**Task prompt:**
Only the lines containing the string "manage" are needed; copy all of them from the listing.
Data for review below:
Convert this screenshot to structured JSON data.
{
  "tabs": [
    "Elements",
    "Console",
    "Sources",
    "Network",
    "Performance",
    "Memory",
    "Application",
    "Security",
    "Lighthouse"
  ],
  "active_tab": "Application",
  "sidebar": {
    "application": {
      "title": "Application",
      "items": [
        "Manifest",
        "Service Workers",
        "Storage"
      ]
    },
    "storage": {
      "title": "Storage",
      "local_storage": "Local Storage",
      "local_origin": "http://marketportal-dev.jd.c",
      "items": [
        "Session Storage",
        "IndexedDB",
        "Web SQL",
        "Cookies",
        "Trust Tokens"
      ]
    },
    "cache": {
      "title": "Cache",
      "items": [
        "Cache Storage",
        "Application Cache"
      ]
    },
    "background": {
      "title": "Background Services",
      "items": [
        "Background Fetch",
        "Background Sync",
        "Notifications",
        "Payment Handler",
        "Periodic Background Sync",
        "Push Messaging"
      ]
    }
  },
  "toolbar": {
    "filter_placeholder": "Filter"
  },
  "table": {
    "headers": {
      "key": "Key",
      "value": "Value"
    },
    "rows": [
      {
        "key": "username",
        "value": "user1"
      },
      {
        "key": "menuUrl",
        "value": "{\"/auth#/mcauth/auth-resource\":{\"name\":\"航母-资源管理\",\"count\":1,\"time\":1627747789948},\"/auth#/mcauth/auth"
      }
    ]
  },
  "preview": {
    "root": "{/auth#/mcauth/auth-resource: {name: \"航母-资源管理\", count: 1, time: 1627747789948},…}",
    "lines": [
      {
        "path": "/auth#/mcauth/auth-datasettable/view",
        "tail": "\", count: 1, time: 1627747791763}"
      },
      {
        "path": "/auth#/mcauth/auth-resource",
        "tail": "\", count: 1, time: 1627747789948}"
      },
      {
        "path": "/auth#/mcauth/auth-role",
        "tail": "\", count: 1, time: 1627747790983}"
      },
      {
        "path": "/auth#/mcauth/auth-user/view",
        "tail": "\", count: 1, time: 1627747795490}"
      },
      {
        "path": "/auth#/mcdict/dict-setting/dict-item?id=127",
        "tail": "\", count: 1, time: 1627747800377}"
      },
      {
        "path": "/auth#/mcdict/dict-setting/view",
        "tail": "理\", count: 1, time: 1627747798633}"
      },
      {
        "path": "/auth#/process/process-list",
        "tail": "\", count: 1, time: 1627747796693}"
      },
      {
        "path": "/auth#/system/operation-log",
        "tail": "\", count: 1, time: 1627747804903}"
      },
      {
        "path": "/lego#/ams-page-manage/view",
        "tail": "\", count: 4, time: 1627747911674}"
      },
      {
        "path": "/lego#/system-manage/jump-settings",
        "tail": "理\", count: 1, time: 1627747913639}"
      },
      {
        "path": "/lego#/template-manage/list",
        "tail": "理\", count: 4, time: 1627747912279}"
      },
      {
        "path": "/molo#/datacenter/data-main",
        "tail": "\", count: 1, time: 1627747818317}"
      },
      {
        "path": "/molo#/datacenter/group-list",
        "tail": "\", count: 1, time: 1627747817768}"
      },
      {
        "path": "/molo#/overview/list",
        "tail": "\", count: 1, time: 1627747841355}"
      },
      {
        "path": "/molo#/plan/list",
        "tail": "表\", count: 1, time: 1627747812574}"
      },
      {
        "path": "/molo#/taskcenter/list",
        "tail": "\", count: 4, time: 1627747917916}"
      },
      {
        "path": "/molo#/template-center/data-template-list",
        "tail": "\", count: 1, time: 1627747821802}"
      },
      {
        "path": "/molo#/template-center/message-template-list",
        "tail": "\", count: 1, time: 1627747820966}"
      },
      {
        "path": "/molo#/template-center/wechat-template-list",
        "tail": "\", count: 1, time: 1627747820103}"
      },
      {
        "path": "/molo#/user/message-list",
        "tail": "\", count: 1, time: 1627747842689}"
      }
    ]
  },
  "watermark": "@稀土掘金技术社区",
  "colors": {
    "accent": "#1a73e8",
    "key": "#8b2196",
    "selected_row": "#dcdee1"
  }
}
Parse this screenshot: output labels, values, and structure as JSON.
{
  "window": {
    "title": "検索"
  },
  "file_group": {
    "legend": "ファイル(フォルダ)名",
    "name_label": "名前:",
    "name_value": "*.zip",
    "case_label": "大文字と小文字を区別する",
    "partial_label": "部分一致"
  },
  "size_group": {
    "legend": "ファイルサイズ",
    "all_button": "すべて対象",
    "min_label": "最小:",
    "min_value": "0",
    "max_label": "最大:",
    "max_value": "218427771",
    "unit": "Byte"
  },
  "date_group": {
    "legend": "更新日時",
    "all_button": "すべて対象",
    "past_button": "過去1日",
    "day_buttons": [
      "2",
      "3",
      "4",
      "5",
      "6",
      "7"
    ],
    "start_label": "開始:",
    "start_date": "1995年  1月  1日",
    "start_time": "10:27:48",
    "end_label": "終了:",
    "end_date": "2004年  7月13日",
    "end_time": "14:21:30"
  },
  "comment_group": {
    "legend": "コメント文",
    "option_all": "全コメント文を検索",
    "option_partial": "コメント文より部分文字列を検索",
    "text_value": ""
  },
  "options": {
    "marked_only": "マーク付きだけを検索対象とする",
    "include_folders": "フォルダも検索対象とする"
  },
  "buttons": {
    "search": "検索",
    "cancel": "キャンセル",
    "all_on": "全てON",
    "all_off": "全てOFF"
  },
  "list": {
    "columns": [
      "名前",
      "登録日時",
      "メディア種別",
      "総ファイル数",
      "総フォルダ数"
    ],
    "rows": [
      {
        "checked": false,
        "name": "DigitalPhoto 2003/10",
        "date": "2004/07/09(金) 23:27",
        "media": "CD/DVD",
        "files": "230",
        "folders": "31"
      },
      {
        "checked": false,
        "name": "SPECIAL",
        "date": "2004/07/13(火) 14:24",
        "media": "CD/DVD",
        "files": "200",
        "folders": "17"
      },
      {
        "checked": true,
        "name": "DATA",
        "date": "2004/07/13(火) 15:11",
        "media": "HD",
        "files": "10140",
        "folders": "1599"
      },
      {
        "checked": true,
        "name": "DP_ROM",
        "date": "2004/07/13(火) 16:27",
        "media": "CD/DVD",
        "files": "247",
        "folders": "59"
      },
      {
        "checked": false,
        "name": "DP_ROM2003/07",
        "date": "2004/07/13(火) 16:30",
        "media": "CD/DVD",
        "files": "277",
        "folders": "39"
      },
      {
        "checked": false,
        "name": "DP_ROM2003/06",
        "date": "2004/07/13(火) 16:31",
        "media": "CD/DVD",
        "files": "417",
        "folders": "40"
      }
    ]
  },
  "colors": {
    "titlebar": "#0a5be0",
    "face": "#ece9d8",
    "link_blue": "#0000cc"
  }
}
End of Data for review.
**The completed task:**
        "path": "/lego#/ams-page-manage/view",
        "path": "/lego#/system-manage/jump-settings",
        "path": "/lego#/template-manage/list",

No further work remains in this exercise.